Even though some Wall Street firms were busier selling than buying in the early days of 2023, the mood among the investors, brokers, and property managers that feed off the more than $4 trillion industry is anything but funeral. Last month, more than 1,700 of them whooped it up at an annual industry gathering on Miami's South Beach, marking a record number for the IMN-sponsored conference where dealmaking is always top of mind.
Just a few weeks later, it looks like their schmoozing is paying off.
Pretium, the largest private owner of single-family homes run by former Goldman Sachs mortgage executive Don Mullen, landed a bulk purchase of 4,000 homes — many already rented — from builder DR Horton, according to Bloomberg. And Barry Sternlicht's Starwood Group has begun exploring a sale of 2,000 of its homes, ostensibly to capture the strong demand for its properties as it deals with investor redemptions.
There are chances that today's deals are opportunistic — or potentially out of necessity from funds needing "liquidity" — and not the beginning of a new heyday for buying homes in bulk. But to two experts that see the inquiries, there's little doubt that slumbering investors are waking up.
"Over recent weeks we do seem to be experiencing a bit of increased market activity," in terms of deals trading and investors making inquiries about funding deals, Gary Beasley, CEO of the single-family rental trading website Roofstock, wrote to Insider on Saturday. The company, which was valued at nearly $2 billion last year, says it has facilitated more than $5 billion in deals.
Avenue One, a single-family rental asset acquisition and management firm that just raised $100 million to expand its marketplace, is getting more inquiries about what's available, said Allison Arest, head of the company's marketplace. One client who'd gone dark on purchases, and had begun paring their portfolio, recently asked to start seeing portfolios of homes again, she told Insider on the sidelines of the IMN gathering.
"We're on the precipice," she said. "For the first time in a long time, I feel as if the majority of the participants are a bit more optimistic."
The case that things are getting better
The fog that has enveloped the industry has begun to lift, said people privy to deals, or at least talk of deals. Topping the "positive signals," according to Beasley, are signs that inflation is easing and a break — at least for now — in Federal Reserve interest rate hikes.
Second, the threat that homes would be worth less a month after they were purchased is lifting, said Beasley, noting that investors feel that "prices have likely stabilized."

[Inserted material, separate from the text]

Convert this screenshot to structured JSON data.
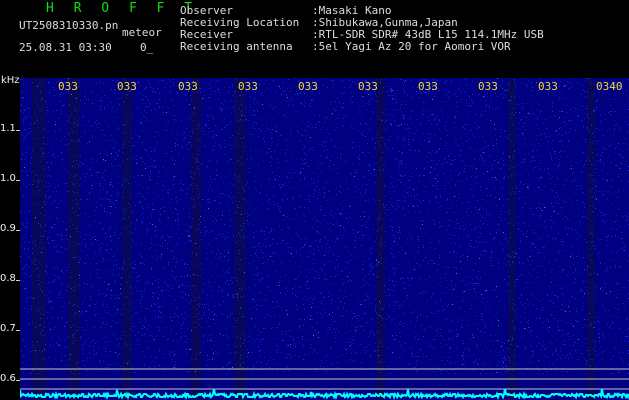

Because of America's housing shortage, home price declines were moderate or never happened at all, especially in the Sun belt and Southeastern markets favored by institutional landlords. Nationally, home prices only dropped 5.1% from June 2002 to January 2023, according to the S&P CoreLogic Case-Shiller Home Price Index. According to Morgan Stanley's chief economist, Ellen Zentner, prices should only drop 2% this year.
An observation by the Fed chief himself injected optimism into the broader financial markets. Housing appears to have hit its bottom and is "maybe moving up a little bit," Fed Chair Jay Powell told reporters earlier this month.
It could take many more months before landlords are comfortable with the new home price and interest rate environment, however, said Henchman LeMaistre, president and co-founder of institutional single-family rental property management firm Picket Homes.
"Honestly, it feels like everybody's just trying to kick the can right now until they can figure out inflation and rates," LeMaistre said.
But Picket's own investors are spending: the firm just raised $20 million to help grow its business.